150 .029 .058 .087 .116 .145 .174 .203 .232 .261 .290
175 .025 .050 .075 .100 .125 .150 .175 .200 .225 .250
200 .022 .043 .065 .087 .108 .130 .152 .174 .195 .217
225 .019 .039 .057 .078 .097 .117 .136 .156 .175 .195
250 .017 .035 .057 .070 .087 .105 .122 .139 .156 .173

Females Number of drinks
Body Weight (lbs) 1 2 3 4 5 6 7 8 9 10
100 .060 .101 .152 .203 .253 .304 .355 .406 .456 .507
125 .040 .080 .120 .162 .202 .244 .282 .324 .364 .404
150 .034 .068 .101 .135 .169 .203 .237 .271 .304 .338
175 .029 .058 .087 .117 .146 .175 .204 .233 .262 .292
200 .026 .050 .076 .101 .126 .152 .177 .203 .227 .253
225 .022 .045 .068 .091 .113 .136 .159 .182 .204 .227
250 .020 .041 .061 .082 .101 .122 .142 .162 .182 .202

Chart modified from THE ENCYCLOPEDIA OF ALCOHOLISM by Glen Evans and Robert O'Brien. Copyright 1991 by Facts On File and Greenspring, Inc. Reprinted with permission of Facts On File Inc. , New York.

PROGRESSIVE ALCOHOL INTOXICATION CHART
NORMAL
RELIEF FROM ANXIETY
DISINHIBITION
IMPAIRED MEMORY

IMPAIRED JUDGEMENT:
.04 Legal Intoxication for Commercial Drivers License holder in Oregon.

COORDINATION:
.08 Legally Intoxicated for adult drivers in Oregon.
IMPAIRED SPEECH
SEDATION
HYPNOSIS (SLEEP)
PAIN PERCEPTION - ANESTHESIA
LOSS OF CONTROL OF BODILY FUNCTIONS (URINATION, DEFECATION)
COMA
BREATHING / HEART RATE

DEATH:
.50 Generally considered lethal dose for inexperienced user.

Legal intoxication is a strict weight / dose relationship. Impairment has been found to be constant regardless of tolerance. The term " illegal" and/or "controlled substance" as used in this policy means substances included in Schedules I through V (Appendix A lists some of them) as defined by the United States Code and the Code of Federal Regulations.

The college's anti-drug policy does not apply to the following substances when used in the following circumstances:

  1. Intoxicating Beverages
    When used for cooking and/or instructional purposes in food preparation labs or courses related to the science and/or service of alcoholic beverages or authorized foodservice activities as approved by the President in writing.
  2. Prescription Drugs
    When used as legally prescribed by an individual's licensed health care provider.
  3. Glues and Thinners
    When used in course-related lab environment, in plant construction and maintenance, and in normal office functions.

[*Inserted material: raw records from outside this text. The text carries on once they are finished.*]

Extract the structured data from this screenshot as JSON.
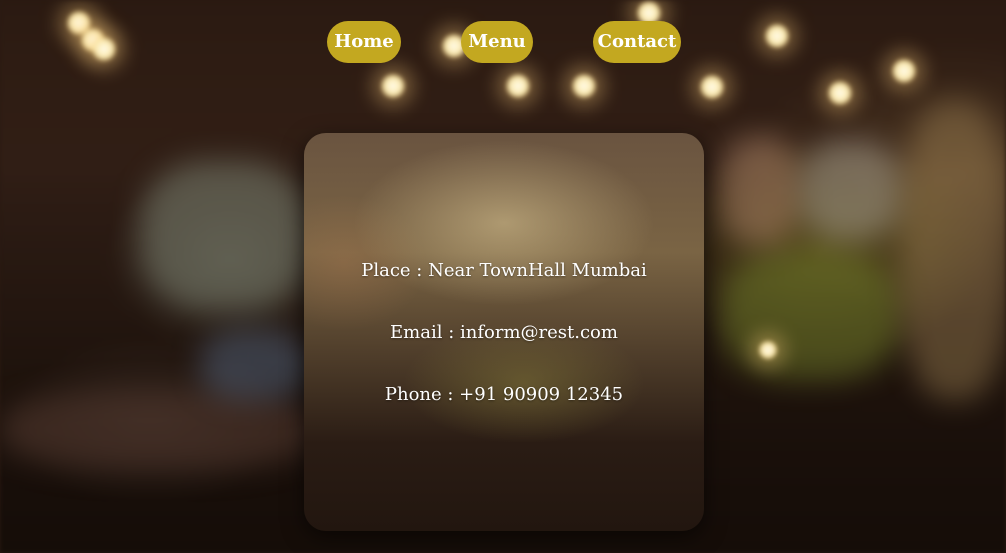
{
  "nav": {
    "home": "Home",
    "menu": "Menu",
    "contact": "Contact"
  },
  "contact_card": {
    "place": "Place : Near TownHall Mumbai",
    "email": "Email : inform@rest.com",
    "phone": "Phone : +91 90909 12345"
  },
  "colors": {
    "nav_button_bg": "#c3a820",
    "nav_button_text": "#ffffff",
    "card_text": "#ffffff"
  }
}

As a condition of employment, all employees shall abide by the terms and conditions of the Drug-Free Workplace Act of 1988. An employee must notify the college of any criminal drug statute conviction for a violation occurring in the workplace no later than five (5) days after such conviction. Such notice shall be provided in writing to the director of Personnel. The college will, in turn, notify as appropriate, the applicable federal agency of the conviction within ten (10) days of its receipt of notification of the conviction. For such conviction, the college will take appropriate personnel action, up to and including discharge. Failure by the employee to give appropriate notice to the college may result in the standard progressive disciplinary action up to and including discharge.  Employees may also be required to satisfactorily participate in a drug rehabilitation program before being allowed to return to work.

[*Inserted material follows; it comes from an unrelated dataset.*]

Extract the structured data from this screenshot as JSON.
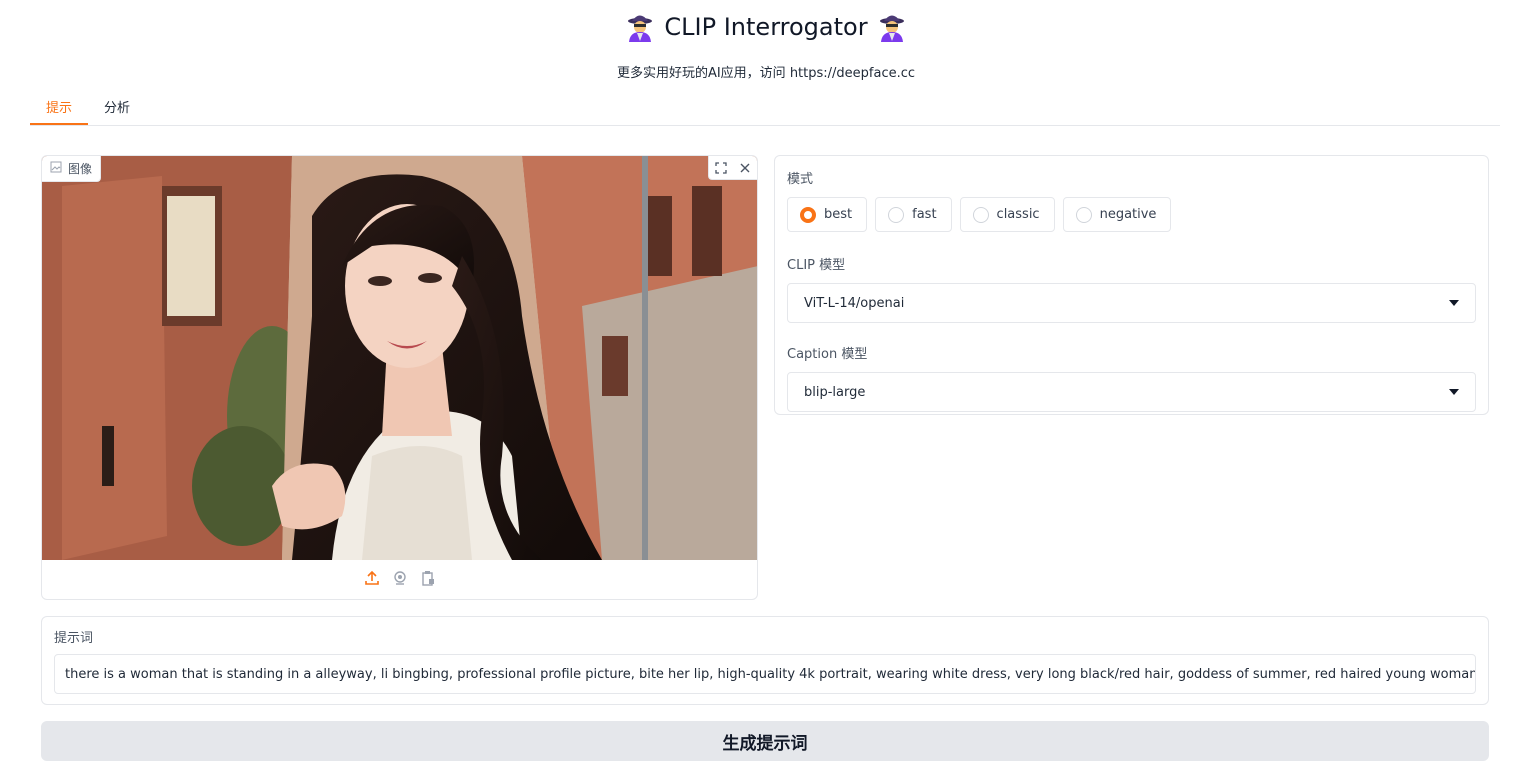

LEGAL SANCTIONS

There are serious legal consequences for possessing, delivering, and using controlled substances. Information on State and Federal penalties for the possession of drugs can be obtained from many sources including the Substance Abuse Prevention Office. As the prevention office places emphasis on substance abuse as a public health issue, its mission is primarily health promotion. Formal involvement with the program is covered by Federal confidentiality laws, which strictly limit information sharing about a person's involvement with the program. However, if a person is an immediate danger to themselves or others, State and Federal laws mandate that appropriate action be taken.

HEALTH RISKS

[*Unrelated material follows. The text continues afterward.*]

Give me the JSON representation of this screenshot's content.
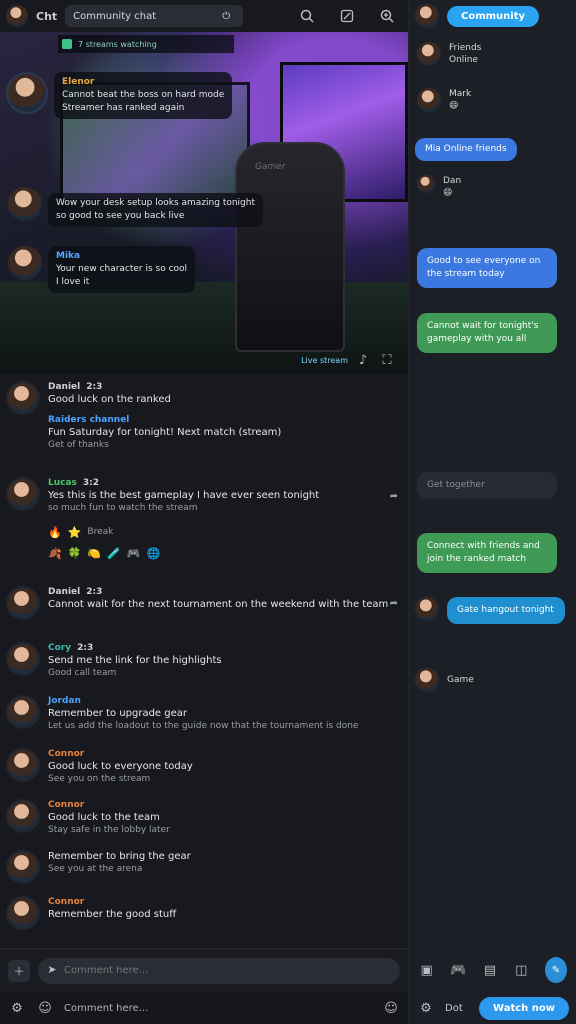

Possible health risks associated with prescription and other major drug use categories can be obtained from the Substance Abuse Prevention Office. Both needle sharing, among injectable drug users, as well as unprotected sex increase the risks of HIV infection and Hepatitis B disease. Eighty percent (80%) of the U.S. HIV + population, has some sort of Alcohol and Other Drug involvement in their history.